Taylor Dayne

February 2023 View more

Pop star takes stage for retro benefit prom

Taylor Dayne
Love Will Lead You Back: ’80s Prom Gala February 10 at Naperville’s Yellow Box Theater

If you grew up in the ’80s or ’90s, chances are you’ve heard a Taylor Dayne hit. The Grammy-nominated singer has sold more than 75 million albums in her nearly four-decade career, which took off in 1987 with “Tell It to My Heart.”

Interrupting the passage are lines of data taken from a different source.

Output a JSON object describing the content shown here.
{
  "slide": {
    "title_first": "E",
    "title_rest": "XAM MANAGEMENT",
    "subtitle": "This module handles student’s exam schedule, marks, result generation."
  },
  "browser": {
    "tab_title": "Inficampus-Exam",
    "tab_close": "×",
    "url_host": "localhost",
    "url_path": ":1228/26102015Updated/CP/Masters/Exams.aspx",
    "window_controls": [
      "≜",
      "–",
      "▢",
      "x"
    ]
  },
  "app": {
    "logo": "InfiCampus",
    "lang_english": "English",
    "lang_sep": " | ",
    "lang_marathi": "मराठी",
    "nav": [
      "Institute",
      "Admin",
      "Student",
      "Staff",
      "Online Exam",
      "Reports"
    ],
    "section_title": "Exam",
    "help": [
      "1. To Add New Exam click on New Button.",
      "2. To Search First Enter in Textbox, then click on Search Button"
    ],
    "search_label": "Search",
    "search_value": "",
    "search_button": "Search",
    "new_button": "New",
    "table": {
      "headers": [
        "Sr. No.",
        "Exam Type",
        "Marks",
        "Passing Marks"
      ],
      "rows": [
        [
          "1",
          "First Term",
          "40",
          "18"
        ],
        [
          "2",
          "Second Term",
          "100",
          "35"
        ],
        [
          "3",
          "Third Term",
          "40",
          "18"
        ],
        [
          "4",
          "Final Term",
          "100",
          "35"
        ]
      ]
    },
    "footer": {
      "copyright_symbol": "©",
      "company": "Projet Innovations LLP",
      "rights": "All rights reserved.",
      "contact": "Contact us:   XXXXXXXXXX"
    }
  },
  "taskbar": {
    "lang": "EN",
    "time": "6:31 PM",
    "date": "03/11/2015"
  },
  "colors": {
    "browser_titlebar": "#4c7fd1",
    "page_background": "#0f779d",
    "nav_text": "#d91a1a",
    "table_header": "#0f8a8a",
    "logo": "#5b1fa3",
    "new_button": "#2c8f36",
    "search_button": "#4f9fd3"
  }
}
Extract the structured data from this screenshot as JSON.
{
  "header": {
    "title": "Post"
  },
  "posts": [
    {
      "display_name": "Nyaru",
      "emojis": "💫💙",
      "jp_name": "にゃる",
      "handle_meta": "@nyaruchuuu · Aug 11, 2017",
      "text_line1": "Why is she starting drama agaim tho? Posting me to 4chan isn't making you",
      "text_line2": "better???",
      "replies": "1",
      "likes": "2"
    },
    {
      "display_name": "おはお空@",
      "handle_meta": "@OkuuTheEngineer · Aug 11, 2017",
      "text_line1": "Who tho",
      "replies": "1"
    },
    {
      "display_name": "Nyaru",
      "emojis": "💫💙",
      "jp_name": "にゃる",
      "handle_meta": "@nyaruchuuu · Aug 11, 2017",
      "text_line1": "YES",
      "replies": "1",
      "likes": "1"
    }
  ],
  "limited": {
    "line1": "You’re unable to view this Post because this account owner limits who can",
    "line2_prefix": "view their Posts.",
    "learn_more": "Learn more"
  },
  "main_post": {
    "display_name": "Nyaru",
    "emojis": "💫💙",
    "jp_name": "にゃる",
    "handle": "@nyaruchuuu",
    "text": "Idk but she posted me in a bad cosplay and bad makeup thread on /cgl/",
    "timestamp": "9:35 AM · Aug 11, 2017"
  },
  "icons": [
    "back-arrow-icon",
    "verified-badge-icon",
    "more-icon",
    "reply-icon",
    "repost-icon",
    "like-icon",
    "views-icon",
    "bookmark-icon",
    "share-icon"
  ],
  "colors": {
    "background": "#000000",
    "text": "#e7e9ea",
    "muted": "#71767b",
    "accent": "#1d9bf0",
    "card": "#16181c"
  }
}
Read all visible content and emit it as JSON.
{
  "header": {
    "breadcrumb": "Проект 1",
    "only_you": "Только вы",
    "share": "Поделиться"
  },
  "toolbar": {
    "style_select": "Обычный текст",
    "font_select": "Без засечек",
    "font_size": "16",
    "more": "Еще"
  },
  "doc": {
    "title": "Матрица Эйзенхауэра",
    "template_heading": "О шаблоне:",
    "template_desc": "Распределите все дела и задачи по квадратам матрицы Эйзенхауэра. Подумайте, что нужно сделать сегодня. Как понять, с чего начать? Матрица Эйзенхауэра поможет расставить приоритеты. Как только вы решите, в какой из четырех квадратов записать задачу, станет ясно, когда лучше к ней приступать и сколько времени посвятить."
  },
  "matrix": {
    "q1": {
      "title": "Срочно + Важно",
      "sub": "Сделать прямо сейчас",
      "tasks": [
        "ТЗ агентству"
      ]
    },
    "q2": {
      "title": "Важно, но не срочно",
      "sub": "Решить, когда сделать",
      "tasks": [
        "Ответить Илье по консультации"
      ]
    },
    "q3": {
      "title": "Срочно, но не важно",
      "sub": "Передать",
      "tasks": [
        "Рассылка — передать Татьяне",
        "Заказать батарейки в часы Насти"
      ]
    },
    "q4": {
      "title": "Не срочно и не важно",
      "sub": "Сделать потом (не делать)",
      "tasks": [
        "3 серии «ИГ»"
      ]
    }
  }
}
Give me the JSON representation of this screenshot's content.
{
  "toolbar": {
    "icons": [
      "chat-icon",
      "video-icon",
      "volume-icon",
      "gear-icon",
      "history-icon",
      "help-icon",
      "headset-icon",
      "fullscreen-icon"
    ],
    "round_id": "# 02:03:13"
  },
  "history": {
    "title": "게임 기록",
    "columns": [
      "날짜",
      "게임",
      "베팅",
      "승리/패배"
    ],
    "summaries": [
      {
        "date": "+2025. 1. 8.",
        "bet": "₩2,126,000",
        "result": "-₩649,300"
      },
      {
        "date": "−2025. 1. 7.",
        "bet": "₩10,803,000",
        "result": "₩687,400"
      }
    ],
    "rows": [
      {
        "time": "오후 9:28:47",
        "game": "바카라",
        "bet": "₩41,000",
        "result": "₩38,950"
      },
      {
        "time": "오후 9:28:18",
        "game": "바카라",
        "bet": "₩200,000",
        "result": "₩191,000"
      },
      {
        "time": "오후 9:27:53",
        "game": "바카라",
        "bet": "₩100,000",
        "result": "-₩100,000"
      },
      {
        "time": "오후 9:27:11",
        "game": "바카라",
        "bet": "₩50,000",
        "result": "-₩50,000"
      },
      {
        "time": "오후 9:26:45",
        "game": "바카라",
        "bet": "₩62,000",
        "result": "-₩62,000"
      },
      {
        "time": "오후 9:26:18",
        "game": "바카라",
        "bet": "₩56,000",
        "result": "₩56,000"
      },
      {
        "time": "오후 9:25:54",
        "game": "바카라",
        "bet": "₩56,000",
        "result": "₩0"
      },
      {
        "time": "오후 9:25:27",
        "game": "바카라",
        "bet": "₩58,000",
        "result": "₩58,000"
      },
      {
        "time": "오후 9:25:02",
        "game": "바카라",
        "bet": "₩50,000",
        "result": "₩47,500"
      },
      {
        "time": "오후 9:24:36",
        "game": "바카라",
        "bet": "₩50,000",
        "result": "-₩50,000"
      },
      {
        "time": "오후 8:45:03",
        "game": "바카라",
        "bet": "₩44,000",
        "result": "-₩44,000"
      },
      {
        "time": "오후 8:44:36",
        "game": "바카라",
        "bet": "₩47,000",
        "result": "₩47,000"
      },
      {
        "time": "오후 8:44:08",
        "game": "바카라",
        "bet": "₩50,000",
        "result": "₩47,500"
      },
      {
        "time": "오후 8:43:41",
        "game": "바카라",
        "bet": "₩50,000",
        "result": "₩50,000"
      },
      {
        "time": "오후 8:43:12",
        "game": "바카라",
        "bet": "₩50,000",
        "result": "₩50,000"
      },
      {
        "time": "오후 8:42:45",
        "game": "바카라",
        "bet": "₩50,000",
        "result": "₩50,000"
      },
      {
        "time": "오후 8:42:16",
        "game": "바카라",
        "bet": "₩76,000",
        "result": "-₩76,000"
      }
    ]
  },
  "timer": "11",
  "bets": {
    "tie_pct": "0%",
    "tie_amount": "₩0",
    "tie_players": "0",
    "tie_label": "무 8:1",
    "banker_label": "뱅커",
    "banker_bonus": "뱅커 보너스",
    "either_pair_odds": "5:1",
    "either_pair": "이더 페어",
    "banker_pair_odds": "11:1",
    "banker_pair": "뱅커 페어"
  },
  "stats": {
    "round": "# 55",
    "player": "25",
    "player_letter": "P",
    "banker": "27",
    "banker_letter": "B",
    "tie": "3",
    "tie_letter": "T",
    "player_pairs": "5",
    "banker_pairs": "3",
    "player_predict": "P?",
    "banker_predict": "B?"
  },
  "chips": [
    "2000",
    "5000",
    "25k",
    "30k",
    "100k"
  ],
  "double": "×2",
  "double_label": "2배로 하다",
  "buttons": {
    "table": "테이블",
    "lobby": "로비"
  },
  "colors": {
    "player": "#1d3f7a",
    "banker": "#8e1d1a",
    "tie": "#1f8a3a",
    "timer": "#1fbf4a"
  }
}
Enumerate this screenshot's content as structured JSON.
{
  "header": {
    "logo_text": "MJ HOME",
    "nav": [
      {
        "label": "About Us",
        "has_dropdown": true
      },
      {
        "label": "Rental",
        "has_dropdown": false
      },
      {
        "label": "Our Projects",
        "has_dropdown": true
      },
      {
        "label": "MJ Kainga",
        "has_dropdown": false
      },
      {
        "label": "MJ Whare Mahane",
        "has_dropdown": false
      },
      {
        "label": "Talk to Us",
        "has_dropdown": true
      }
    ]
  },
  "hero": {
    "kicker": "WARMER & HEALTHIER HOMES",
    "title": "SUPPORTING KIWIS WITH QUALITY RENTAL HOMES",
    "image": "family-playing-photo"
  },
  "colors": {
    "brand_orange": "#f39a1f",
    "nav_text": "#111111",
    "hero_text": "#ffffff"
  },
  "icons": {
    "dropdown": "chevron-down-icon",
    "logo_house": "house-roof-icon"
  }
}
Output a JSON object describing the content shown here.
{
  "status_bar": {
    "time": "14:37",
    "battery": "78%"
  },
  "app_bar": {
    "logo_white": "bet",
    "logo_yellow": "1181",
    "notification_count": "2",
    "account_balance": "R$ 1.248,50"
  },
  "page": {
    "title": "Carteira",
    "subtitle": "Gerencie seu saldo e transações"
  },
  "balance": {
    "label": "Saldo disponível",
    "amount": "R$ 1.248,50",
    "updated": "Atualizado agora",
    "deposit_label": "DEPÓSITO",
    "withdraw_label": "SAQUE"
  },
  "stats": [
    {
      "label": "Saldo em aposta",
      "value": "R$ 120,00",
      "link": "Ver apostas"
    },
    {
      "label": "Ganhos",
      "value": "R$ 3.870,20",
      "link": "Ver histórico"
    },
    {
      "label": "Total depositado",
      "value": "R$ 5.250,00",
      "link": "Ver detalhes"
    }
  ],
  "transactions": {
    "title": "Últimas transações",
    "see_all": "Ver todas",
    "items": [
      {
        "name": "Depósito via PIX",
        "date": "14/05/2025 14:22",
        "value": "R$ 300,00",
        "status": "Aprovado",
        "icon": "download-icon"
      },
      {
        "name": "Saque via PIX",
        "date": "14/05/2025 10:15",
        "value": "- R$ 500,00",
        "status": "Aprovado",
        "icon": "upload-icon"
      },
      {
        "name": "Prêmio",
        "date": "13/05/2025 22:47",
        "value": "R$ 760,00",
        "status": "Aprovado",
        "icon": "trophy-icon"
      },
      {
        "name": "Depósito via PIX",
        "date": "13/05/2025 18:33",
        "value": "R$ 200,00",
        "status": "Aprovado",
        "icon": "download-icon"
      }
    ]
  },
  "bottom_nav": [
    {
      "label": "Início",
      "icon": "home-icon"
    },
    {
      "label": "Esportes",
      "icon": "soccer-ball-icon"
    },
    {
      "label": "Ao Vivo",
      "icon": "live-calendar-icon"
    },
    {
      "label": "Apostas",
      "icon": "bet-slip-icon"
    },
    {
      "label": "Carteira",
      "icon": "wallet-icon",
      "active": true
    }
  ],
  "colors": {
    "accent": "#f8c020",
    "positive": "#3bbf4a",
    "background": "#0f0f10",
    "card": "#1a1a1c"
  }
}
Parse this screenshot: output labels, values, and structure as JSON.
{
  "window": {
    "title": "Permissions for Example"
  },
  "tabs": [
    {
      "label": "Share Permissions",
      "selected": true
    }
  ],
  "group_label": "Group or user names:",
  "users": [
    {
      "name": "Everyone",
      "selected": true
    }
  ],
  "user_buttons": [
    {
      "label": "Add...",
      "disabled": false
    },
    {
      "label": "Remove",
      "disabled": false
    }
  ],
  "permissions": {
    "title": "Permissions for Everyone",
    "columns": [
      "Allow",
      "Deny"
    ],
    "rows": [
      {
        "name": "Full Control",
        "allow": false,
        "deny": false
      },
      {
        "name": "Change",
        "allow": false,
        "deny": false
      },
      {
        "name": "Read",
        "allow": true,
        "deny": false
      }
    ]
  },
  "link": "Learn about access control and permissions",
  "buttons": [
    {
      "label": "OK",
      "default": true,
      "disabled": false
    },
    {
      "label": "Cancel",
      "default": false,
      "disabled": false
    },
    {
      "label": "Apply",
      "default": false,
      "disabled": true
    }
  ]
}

A supporter of arts education, Dayne will be headlining the Love Will Lead You Back: ’80s Prom Gala, benefiting the Academy of the Arts, February 10 at Naperville’s Yellow Box Theater, 1635 Emerson Lane. Founded in November 2020, the nonprofit organization has a mission to create a K-12 private school where high-level arts meets high-achieving academics. Recently completing its first full year in operation, the academy offers after-school and summer programming for young artists, reaching more than 100 students in the western suburbs. For more information and to order tickets, visit illinoisartsacademy.org.

Dayne chatted with us recently about her career.

Q: How did you get into the music business?

A: For me, there was no other choice. This is where my heart was. I grew up in New York, and I was very exposed to some of the greatest clubs, some of the greatest experiences you could have—it was in my backyard, so to speak. The things you aspire to—the CBGBs, the 54s, all these clubs—and that was all glowing and going in the mid-’80s. I was just a kid hitting the clubs, and I was already working in one band to another. That was my The Voice, my American Idol. We didn’t have Wi-Fi, we didn’t have Instagram, we didn’t have internet, we didn’t have cellphones. So you have such an easier way now to have direct relationships with fans. You have YouTube; you have all these social media platforms that never existed. We had the Village Voice. As limited as it was, if you weren’t breaking through a record company, you weren’t breaking. Even then I had to figure it out. You did it through a 12-inch [record], you did it through the clubs, very grassroots.

Q: Who were some of your musical influences growing up?

A: It’s always been the radio—radio in the ’70s. It was Bill Withers and Billy Preston to Karen Carpenter, Three Dog Night. Then you had Marvin Gaye, Al Green, Gladys Knight, and this soulfulness really took ahold of me. But I wouldn’t ever give up my Pink Floyds, and my Led Zeppelins, and my Bad Companys.

Q: When did you figure out music was your passion?

A: When I was 4, I said I’m going to be a rock ’n’ roll star—I want to be a singer. I was not quite preschool, but the radio saved my life. This is really the story of that little girl who felt so lost but also felt so found. My voices were coming to me through the Stevie Wonders, the voices through the radio. It helped me survive, it gave me a reason to live, a place that I could live in, sort of a fantasy, but it sharpened my ear. I just leaned into it and said, “I’m going to sing like him, I’m going to sing like that.”

Q: Any advice for young performers?

A: Just like any athlete, you train like that. It’s always those 10,000 hours. It’s that mindlessness—never giving up on one level—and the tenaciousness, and then finding another door. These are portals, you know—one door closes, another opens.


Photo courtesy of Peter Barat